I discovered that empathy is hard for a lot of people. They think they’re doing it right, but it doesn’t come out quite the same. Trying to find the silver lining seems like the right thing, but sometimes all people want is, “I don’t know the right thing to say, but I’m here. I’m here for you, and I care about you.”

I don’t agree with every perspective and emotion, but I can picture what that person is going through. Even people I can’t stand, or don’t want to like. I start to deconstruct why they are the way that they are. What happened to them to cause them to think or feel or act that way? It’s hard to remove yourself from the situation and think about them, especially when you’re angry. (And I’m angry a lot.)

This thinking leads me back to connection. We’re all connected. I believe that. Connections are real, and they are profound. The universe moves you to people, places and things. Even rocks. (This year I introduced myself to the healing power of crystals and I DGAF.)

Moving Forward 

I got some great advice last week from one of my favorite people, James Ball.
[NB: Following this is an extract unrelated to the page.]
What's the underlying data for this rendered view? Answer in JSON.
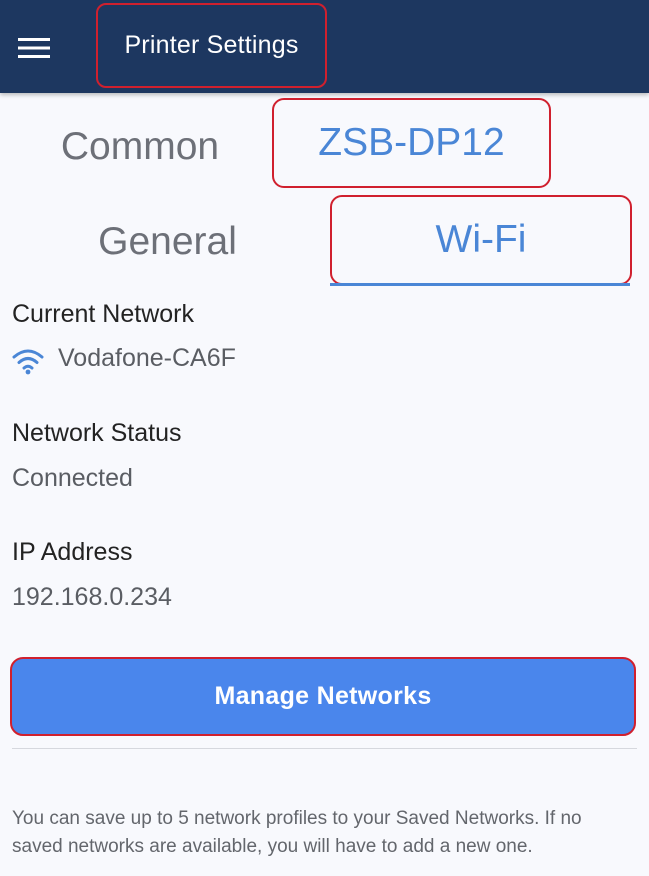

He’s been a boss, a mentor, and a friend.

“Don’t mistake your own great qualities for weaknesses based on the opinions and lack of understanding and trust from others. Stay true to you and keep forging ahead. That won’t be the last time shit like that happens. It’s a career (life?). It’s a journey. You’ll have many hills and valleys. Traverse them all with dignity and integrity and never stop striving to improve and grow. You’ll win in the end, if you can manage to keep the muck and more away from your flame.”

Dignity and integrity.

Two things I hope my 2018 has more of.

1 Comment

  1. Ttish

    So well spoken, Ashley….. love you and your family….. prayers for peace!